Abigail Shimniok graphic

The Platteville Chorale and UW-Platteville Symphony Band performed a joint concert on Wednesday, May 3 in the Brodbeck Concert Hall at the Center for the Arts.

The Chorale, led by conductor Gregory Dennis, started the night with the Alma Mater of UW-Platteville. Gregory asked the audience to stand for the Alma Mater and hoped to repopularize its usage by students and alumni.

Peter Putz, folk music educator at Riverdale Schools, was a guest and conducted the song “Four-Leaf Clover” with the Chorale. Peter explained that the song was from the early 1900s and possessed a schoolbook moral quality. He said it reminded him of the Thomas Jefferson quote which goes: “I’m a great believer in luck, and I find the harder I work, the more I have of it.”

Songs performed by the Chorale included “Comedy Tonight,” “I Cannot Conceal It,” “Sing Me to Heaven” and “O Love.”

Gregory told the audience that the Platteville Chorale was started 48 years ago. The Chorale then ended their line-up with the gospel song “A City Called Heaven.” Todd Richmond was the soloist.

The Symphony Band, conducted by Aaron Cooley, began their line-up with the song “The Promise of Living.” The song was performed in tandem with the Chorale.

After the Chorale departed, the Symphony Band played “Fairest of the Fair,” a march by John Phillip Sousa. Sousa’s march inspired the writing of their next song, “Fantasy on a Theme by Sousa,” a bombastic and ethereal piece by Andrew Boysen Jr.

The band performed “Shenandoah,” and conductor Aaron Cooley explained that the song was very old and traditional, but the band was playing an arrangement by Omar Thomas who is heavily inspired by jazz and soul.
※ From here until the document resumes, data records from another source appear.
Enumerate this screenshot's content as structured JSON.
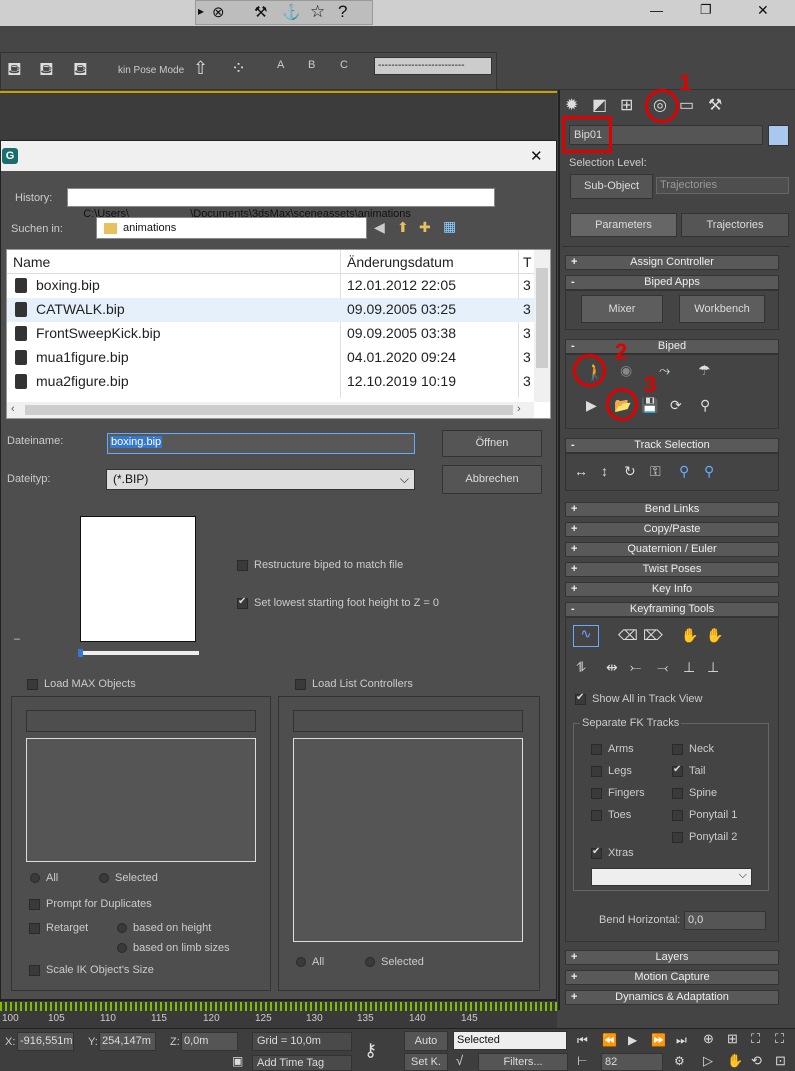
{
  "titlebar": {
    "minimize": "—",
    "restore": "❐",
    "close": "✕"
  },
  "toolbar": {
    "skin_pose_label": "kin Pose Mode",
    "abc": [
      "A",
      "B",
      "C"
    ],
    "dropdown_value": "--------------------------"
  },
  "command_panel": {
    "object_name": "Bip01",
    "selection_level_label": "Selection Level:",
    "sub_object_button": "Sub-Object",
    "trajectories_dropdown": "Trajectories",
    "tab_parameters": "Parameters",
    "tab_trajectories": "Trajectories",
    "rollouts": {
      "assign_controller": "Assign Controller",
      "biped_apps": "Biped Apps",
      "biped": "Biped",
      "track_selection": "Track Selection",
      "bend_links": "Bend Links",
      "copy_paste": "Copy/Paste",
      "quaternion_euler": "Quaternion / Euler",
      "twist_poses": "Twist Poses",
      "key_info": "Key Info",
      "keyframing_tools": "Keyframing Tools",
      "layers": "Layers",
      "motion_capture": "Motion Capture",
      "dynamics_adaptation": "Dynamics & Adaptation"
    },
    "mixer_button": "Mixer",
    "workbench_button": "Workbench",
    "show_all_track_view": "Show All in Track View",
    "separate_fk_tracks": "Separate FK Tracks",
    "fk_tracks_left": [
      {
        "label": "Arms",
        "checked": false
      },
      {
        "label": "Legs",
        "checked": false
      },
      {
        "label": "Fingers",
        "checked": false
      },
      {
        "label": "Toes",
        "checked": false
      }
    ],
    "fk_tracks_right": [
      {
        "label": "Neck",
        "checked": false
      },
      {
        "label": "Tail",
        "checked": true
      },
      {
        "label": "Spine",
        "checked": false
      },
      {
        "label": "Ponytail 1",
        "checked": false
      },
      {
        "label": "Ponytail 2",
        "checked": false
      }
    ],
    "xtras_label": "Xtras",
    "bend_horizontal_label": "Bend Horizontal:",
    "bend_horizontal_value": "0,0",
    "plus": "+",
    "minus": "-",
    "annotations": [
      "1",
      "2",
      "3"
    ]
  },
  "dialog": {
    "history_label": "History:",
    "history_value": "C:\\Users\\                    \\Documents\\3dsMax\\sceneassets\\animations",
    "lookin_label": "Suchen in:",
    "lookin_value": "animations",
    "columns": [
      "Name",
      "Änderungsdatum",
      "T"
    ],
    "files": [
      {
        "name": "boxing.bip",
        "date": "12.01.2012 22:05",
        "t": "3"
      },
      {
        "name": "CATWALK.bip",
        "date": "09.09.2005 03:25",
        "t": "3"
      },
      {
        "name": "FrontSweepKick.bip",
        "date": "09.09.2005 03:38",
        "t": "3"
      },
      {
        "name": "mua1figure.bip",
        "date": "04.01.2020 09:24",
        "t": "3"
      },
      {
        "name": "mua2figure.bip",
        "date": "12.10.2019 10:19",
        "t": "3"
      }
    ],
    "filename_label": "Dateiname:",
    "filename_value": "boxing.bip",
    "open_button": "Öffnen",
    "filetype_label": "Dateityp:",
    "filetype_value": "(*.BIP)",
    "cancel_button": "Abbrechen",
    "restructure_label": "Restructure biped to match file",
    "lowest_foot_label": "Set lowest starting foot height to Z = 0",
    "load_max_objects": "Load MAX Objects",
    "load_list_controllers": "Load List Controllers",
    "all_label": "All",
    "selected_label": "Selected",
    "prompt_duplicates": "Prompt for Duplicates",
    "retarget_label": "Retarget",
    "based_on_height": "based on height",
    "based_on_limb": "based on limb sizes",
    "scale_ik": "Scale IK Object's Size",
    "dash": "–"
  },
  "timeline": {
    "ticks": [
      "100",
      "105",
      "110",
      "115",
      "120",
      "125",
      "130",
      "135",
      "140",
      "145"
    ]
  },
  "status": {
    "x_label": "X:",
    "x_value": "-916,551m",
    "y_label": "Y:",
    "y_value": "254,147m",
    "z_label": "Z:",
    "z_value": "0,0m",
    "grid": "Grid = 10,0m",
    "add_time_tag": "Add Time Tag",
    "auto": "Auto",
    "set_key": "Set K.",
    "selected_dropdown": "Selected",
    "filters": "Filters...",
    "frame": "82"
  }
}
The band achieved a mysterious, rippling stream effect in the song by snapping randomly.

Allen Cordingley, a baritone saxophone player, was soloist for the Symphony Band’s performance of “Rhapsody for Baritone Saxophone and Wind Orchestra.” He played a protracted and highly ornate solo at various intervals and received much applause at the song’s conclusion.

The final song of the night was “Illumination.” At the song’s end, the Symphony Band rose, joined again by Allen Cordingley, bowed and departed the stage.